-- Listed entries follows --
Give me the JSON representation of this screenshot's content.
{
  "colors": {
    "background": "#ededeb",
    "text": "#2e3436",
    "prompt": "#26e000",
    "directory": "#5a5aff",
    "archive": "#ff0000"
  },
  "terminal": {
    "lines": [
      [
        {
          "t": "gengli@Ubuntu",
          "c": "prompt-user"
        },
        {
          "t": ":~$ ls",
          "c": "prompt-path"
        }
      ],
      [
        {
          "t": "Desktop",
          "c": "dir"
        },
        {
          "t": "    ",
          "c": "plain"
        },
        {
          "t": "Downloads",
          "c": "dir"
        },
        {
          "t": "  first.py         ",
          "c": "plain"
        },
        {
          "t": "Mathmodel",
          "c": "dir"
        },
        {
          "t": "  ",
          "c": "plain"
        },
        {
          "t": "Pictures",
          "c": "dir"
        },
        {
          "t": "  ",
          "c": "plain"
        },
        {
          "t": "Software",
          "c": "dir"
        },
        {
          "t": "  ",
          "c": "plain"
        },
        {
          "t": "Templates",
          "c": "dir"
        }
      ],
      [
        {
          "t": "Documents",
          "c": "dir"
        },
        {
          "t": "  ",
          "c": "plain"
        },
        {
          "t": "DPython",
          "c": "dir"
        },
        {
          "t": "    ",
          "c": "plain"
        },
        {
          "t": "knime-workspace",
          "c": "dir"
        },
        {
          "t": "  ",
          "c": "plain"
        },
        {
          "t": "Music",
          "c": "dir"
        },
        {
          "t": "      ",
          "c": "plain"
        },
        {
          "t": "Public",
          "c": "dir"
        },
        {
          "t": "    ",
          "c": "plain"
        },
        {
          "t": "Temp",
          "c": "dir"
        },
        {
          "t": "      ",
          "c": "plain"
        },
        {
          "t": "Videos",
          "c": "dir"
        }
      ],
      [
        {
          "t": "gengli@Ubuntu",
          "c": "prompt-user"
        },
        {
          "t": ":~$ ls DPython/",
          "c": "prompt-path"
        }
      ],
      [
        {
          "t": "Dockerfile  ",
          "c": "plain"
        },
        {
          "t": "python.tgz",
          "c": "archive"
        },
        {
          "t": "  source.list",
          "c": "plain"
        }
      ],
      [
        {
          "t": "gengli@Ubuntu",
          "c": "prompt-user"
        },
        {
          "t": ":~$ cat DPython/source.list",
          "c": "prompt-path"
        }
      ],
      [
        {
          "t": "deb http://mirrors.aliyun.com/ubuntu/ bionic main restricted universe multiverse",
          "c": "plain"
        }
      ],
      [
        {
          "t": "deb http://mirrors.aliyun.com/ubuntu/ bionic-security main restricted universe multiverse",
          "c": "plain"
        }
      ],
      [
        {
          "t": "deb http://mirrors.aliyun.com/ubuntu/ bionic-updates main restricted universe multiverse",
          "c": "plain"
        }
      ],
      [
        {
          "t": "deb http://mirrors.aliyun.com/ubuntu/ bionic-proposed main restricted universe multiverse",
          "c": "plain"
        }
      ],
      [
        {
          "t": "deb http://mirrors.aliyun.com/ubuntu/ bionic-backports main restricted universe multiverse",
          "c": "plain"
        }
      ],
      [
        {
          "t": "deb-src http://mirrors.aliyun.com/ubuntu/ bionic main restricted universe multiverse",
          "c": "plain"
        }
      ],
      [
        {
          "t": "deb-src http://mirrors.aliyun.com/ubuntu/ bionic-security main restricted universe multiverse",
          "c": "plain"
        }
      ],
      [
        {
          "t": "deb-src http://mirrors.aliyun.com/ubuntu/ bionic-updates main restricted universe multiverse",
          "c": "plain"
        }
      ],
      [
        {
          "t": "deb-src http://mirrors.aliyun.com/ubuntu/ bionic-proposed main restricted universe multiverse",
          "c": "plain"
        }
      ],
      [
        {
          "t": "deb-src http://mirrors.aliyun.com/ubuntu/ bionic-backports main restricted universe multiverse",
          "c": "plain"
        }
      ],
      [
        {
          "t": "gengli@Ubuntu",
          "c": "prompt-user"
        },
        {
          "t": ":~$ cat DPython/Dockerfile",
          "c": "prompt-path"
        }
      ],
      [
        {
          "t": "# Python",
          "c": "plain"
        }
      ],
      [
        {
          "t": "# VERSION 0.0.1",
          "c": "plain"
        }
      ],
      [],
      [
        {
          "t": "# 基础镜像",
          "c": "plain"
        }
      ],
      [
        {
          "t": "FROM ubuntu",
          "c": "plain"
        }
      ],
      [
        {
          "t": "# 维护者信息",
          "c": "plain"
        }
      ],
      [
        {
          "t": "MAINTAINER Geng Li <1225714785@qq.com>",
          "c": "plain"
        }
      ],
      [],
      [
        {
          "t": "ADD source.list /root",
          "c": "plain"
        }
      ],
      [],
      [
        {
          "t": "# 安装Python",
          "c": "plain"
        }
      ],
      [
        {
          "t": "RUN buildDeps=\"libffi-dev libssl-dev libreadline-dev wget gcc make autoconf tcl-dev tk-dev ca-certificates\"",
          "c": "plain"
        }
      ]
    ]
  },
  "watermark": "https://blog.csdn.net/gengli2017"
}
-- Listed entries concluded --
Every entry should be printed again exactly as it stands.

(Worked solution):
Give me the JSON representation of this screenshot's content.
{
  "colors": {
    "background": "#ededeb",
    "text": "#2e3436",
    "prompt": "#26e000",
    "directory": "#5a5aff",
    "archive": "#ff0000"
  },
  "terminal": {
    "lines": [
      [
        {
          "t": "gengli@Ubuntu",
          "c": "prompt-user"
        },
        {
          "t": ":~$ ls",
          "c": "prompt-path"
        }
      ],
      [
        {
          "t": "Desktop",
          "c": "dir"
        },
        {
          "t": "    ",
          "c": "plain"
        },
        {
          "t": "Downloads",
          "c": "dir"
        },
        {
          "t": "  first.py         ",
          "c": "plain"
        },
        {
          "t": "Mathmodel",
          "c": "dir"
        },
        {
          "t": "  ",
          "c": "plain"
        },
        {
          "t": "Pictures",
          "c": "dir"
        },
        {
          "t": "  ",
          "c": "plain"
        },
        {
          "t": "Software",
          "c": "dir"
        },
        {
          "t": "  ",
          "c": "plain"
        },
        {
          "t": "Templates",
          "c": "dir"
        }
      ],
      [
        {
          "t": "Documents",
          "c": "dir"
        },
        {
          "t": "  ",
          "c": "plain"
        },
        {
          "t": "DPython",
          "c": "dir"
        },
        {
          "t": "    ",
          "c": "plain"
        },
        {
          "t": "knime-workspace",
          "c": "dir"
        },
        {
          "t": "  ",
          "c": "plain"
        },
        {
          "t": "Music",
          "c": "dir"
        },
        {
          "t": "      ",
          "c": "plain"
        },
        {
          "t": "Public",
          "c": "dir"
        },
        {
          "t": "    ",
          "c": "plain"
        },
        {
          "t": "Temp",
          "c": "dir"
        },
        {
          "t": "      ",
          "c": "plain"
        },
        {
          "t": "Videos",
          "c": "dir"
        }
      ],
      [
        {
          "t": "gengli@Ubuntu",
          "c": "prompt-user"
        },
        {
          "t": ":~$ ls DPython/",
          "c": "prompt-path"
        }
      ],
      [
        {
          "t": "Dockerfile  ",
          "c": "plain"
        },
        {
          "t": "python.tgz",
          "c": "archive"
        },
        {
          "t": "  source.list",
          "c": "plain"
        }
      ],
      [
        {
          "t": "gengli@Ubuntu",
          "c": "prompt-user"
        },
        {
          "t": ":~$ cat DPython/source.list",
          "c": "prompt-path"
        }
      ],
      [
        {
          "t": "deb http://mirrors.aliyun.com/ubuntu/ bionic main restricted universe multiverse",
          "c": "plain"
        }
      ],
      [
        {
          "t": "deb http://mirrors.aliyun.com/ubuntu/ bionic-security main restricted universe multiverse",
          "c": "plain"
        }
      ],
      [
        {
          "t": "deb http://mirrors.aliyun.com/ubuntu/ bionic-updates main restricted universe multiverse",
          "c": "plain"
        }
      ],
      [
        {
          "t": "deb http://mirrors.aliyun.com/ubuntu/ bionic-proposed main restricted universe multiverse",
          "c": "plain"
        }
      ],
      [
        {
          "t": "deb http://mirrors.aliyun.com/ubuntu/ bionic-backports main restricted universe multiverse",
          "c": "plain"
        }
      ],
      [
        {
          "t": "deb-src http://mirrors.aliyun.com/ubuntu/ bionic main restricted universe multiverse",
          "c": "plain"
        }
      ],
      [
        {
          "t": "deb-src http://mirrors.aliyun.com/ubuntu/ bionic-security main restricted universe multiverse",
          "c": "plain"
        }
      ],
      [
        {
          "t": "deb-src http://mirrors.aliyun.com/ubuntu/ bionic-updates main restricted universe multiverse",
          "c": "plain"
        }
      ],
      [
        {
          "t": "deb-src http://mirrors.aliyun.com/ubuntu/ bionic-proposed main restricted universe multiverse",
          "c": "plain"
        }
      ],
      [
        {
          "t": "deb-src http://mirrors.aliyun.com/ubuntu/ bionic-backports main restricted universe multiverse",
          "c": "plain"
        }
      ],
      [
        {
          "t": "gengli@Ubuntu",
          "c": "prompt-user"
        },
        {
          "t": ":~$ cat DPython/Dockerfile",
          "c": "prompt-path"
        }
      ],
      [
        {
          "t": "# Python",
          "c": "plain"
        }
      ],
      [
        {
          "t": "# VERSION 0.0.1",
          "c": "plain"
        }
      ],
      [],
      [
        {
          "t": "# 基础镜像",
          "c": "plain"
        }
      ],
      [
        {
          "t": "FROM ubuntu",
          "c": "plain"
        }
      ],
      [
        {
          "t": "# 维护者信息",
          "c": "plain"
        }
      ],
      [
        {
          "t": "MAINTAINER Geng Li <1225714785@qq.com>",
          "c": "plain"
        }
      ],
      [],
      [
        {
          "t": "ADD source.list /root",
          "c": "plain"
        }
      ],
      [],
      [
        {
          "t": "# 安装Python",
          "c": "plain"
        }
      ],
      [
        {
          "t": "RUN buildDeps=\"libffi-dev libssl-dev libreadline-dev wget gcc make autoconf tcl-dev tk-dev ca-certificates\"",
          "c": "plain"
        }
      ]
    ]
  },
  "watermark": "https://blog.csdn.net/gengli2017"
}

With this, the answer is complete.